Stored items
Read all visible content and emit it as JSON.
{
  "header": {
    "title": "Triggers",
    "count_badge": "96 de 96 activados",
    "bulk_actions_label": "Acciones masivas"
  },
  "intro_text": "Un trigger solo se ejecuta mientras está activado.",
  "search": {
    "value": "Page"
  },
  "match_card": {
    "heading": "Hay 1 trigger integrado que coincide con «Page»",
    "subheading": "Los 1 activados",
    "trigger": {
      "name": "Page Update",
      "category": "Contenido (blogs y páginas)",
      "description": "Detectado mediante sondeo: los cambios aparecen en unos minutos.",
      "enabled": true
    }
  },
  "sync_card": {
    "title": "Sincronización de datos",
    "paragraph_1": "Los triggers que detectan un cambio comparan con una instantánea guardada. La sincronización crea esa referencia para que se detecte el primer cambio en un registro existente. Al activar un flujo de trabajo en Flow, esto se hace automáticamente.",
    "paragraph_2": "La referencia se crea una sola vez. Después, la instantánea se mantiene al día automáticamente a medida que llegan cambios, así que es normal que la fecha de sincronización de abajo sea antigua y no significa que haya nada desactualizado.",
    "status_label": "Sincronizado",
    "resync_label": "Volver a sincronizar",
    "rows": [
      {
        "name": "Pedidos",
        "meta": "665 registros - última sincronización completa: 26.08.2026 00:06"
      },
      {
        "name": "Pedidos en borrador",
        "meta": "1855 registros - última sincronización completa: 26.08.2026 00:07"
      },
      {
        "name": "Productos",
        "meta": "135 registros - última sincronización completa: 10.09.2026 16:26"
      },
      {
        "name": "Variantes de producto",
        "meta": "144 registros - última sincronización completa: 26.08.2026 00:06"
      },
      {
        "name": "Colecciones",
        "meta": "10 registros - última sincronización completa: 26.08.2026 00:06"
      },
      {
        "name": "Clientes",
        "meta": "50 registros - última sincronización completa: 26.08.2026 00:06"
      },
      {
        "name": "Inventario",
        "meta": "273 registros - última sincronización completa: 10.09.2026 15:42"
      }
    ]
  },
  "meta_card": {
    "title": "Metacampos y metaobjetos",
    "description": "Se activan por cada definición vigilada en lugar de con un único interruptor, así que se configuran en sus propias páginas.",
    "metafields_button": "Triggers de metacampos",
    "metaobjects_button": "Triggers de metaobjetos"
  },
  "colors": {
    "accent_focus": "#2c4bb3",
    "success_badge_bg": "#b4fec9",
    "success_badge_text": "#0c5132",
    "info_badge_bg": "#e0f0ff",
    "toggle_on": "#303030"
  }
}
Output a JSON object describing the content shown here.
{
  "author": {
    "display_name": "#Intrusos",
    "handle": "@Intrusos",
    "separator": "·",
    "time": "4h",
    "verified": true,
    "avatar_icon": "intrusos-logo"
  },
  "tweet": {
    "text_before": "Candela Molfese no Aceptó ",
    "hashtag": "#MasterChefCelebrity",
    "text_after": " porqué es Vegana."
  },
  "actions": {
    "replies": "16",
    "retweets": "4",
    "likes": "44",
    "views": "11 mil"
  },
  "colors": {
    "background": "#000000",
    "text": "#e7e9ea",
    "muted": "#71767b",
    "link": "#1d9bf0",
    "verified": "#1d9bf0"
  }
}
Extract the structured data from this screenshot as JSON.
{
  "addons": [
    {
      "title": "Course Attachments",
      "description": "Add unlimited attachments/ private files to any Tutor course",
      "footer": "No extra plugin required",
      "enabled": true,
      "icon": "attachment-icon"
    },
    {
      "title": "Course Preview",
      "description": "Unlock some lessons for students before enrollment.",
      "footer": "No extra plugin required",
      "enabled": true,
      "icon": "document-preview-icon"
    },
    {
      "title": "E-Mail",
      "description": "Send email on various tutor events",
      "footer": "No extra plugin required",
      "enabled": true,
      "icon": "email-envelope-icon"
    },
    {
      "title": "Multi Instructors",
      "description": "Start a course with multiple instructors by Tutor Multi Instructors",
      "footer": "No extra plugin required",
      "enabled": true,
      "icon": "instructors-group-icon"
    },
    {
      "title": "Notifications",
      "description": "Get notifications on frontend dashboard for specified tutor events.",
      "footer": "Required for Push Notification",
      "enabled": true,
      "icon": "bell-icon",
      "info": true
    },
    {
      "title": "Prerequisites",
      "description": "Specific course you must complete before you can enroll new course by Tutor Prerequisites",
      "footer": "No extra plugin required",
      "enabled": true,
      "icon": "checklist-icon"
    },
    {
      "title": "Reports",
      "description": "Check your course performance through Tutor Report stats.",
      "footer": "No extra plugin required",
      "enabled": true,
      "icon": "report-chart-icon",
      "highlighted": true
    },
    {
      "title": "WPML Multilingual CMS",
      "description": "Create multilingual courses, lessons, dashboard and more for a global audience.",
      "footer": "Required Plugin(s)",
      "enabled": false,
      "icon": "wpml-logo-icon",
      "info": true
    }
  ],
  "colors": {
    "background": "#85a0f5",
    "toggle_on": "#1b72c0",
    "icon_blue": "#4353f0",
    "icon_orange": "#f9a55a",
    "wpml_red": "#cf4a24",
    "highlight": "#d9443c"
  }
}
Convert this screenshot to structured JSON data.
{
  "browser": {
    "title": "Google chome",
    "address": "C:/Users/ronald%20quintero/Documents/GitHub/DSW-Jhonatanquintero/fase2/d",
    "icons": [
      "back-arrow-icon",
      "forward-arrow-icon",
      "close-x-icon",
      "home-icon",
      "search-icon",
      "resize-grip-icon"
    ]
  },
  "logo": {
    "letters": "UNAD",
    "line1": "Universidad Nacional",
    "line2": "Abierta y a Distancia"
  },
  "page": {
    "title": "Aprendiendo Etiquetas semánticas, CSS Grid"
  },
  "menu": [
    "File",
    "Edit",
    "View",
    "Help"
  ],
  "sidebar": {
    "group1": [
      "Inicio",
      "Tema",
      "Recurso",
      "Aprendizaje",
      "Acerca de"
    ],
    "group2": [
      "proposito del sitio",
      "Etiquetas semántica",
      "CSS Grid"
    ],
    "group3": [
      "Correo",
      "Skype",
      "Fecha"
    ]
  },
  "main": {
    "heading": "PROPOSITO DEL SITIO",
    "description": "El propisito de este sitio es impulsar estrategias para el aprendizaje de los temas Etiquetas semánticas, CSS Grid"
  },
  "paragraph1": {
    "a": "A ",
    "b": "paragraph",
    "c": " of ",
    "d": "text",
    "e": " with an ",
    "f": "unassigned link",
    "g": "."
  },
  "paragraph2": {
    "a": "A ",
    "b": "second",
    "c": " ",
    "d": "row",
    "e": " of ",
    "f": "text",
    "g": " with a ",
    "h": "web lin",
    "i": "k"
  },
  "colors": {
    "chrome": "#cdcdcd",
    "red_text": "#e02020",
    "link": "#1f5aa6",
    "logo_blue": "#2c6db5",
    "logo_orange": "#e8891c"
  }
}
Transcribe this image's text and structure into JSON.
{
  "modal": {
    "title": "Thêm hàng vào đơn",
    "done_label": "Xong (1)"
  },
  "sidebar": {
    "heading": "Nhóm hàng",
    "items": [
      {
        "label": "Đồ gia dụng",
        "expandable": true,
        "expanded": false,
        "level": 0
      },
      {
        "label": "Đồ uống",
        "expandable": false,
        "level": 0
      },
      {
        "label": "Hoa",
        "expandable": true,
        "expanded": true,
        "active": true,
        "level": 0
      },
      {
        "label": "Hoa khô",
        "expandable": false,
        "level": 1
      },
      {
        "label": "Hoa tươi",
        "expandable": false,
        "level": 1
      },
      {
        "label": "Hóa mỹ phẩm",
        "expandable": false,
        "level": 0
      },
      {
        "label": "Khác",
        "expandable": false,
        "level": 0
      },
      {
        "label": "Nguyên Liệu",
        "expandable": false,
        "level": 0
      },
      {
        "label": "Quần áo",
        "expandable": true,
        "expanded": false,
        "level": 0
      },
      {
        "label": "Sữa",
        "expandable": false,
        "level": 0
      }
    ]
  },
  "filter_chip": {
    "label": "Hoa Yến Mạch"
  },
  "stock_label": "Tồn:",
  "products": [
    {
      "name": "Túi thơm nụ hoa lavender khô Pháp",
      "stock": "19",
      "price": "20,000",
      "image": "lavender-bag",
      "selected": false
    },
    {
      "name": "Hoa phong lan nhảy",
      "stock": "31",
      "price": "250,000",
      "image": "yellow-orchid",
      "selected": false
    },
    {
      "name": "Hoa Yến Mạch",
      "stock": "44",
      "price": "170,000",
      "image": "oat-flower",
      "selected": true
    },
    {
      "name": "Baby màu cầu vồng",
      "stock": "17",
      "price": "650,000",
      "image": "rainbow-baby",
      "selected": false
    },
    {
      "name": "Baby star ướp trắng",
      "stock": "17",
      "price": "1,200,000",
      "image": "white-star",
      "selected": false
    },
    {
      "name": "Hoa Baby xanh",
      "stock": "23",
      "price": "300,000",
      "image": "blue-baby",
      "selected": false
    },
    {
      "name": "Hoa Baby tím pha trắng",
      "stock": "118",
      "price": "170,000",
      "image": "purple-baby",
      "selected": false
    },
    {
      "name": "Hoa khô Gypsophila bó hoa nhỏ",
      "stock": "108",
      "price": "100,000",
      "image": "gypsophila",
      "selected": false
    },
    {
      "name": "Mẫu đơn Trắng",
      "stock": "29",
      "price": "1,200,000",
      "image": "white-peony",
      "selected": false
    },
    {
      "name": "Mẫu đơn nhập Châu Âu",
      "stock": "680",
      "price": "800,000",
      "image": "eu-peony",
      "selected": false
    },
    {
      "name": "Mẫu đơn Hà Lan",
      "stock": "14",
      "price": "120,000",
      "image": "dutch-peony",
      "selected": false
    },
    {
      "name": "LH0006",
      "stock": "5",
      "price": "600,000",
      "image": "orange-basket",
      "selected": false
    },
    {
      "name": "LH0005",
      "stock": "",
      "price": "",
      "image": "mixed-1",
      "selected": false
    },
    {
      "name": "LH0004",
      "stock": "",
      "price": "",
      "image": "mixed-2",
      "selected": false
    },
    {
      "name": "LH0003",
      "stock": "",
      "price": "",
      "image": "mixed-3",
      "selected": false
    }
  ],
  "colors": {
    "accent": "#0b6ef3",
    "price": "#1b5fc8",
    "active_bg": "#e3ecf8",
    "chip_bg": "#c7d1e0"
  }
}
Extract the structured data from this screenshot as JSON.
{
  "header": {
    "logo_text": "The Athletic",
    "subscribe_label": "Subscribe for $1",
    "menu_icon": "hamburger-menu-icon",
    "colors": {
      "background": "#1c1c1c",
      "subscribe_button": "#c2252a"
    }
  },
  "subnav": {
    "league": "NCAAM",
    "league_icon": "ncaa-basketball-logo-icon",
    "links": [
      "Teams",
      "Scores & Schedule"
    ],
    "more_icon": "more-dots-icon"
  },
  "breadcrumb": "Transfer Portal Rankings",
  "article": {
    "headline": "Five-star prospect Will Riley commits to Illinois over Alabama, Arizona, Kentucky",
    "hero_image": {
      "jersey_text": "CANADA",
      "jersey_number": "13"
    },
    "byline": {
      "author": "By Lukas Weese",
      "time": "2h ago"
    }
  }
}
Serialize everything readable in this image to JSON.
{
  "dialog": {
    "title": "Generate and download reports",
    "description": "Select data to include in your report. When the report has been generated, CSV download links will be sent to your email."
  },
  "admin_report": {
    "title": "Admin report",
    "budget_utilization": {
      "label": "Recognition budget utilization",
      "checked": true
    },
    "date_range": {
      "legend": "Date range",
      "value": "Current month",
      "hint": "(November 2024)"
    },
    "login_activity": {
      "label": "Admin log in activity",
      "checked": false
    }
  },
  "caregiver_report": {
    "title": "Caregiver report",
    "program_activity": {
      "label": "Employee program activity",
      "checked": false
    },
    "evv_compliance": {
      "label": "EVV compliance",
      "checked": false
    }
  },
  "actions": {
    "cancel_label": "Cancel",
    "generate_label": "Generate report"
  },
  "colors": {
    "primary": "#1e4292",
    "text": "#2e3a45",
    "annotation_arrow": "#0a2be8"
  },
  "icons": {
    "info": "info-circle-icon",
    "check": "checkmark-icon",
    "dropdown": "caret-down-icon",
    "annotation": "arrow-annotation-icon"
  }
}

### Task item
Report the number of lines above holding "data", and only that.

### Output below
4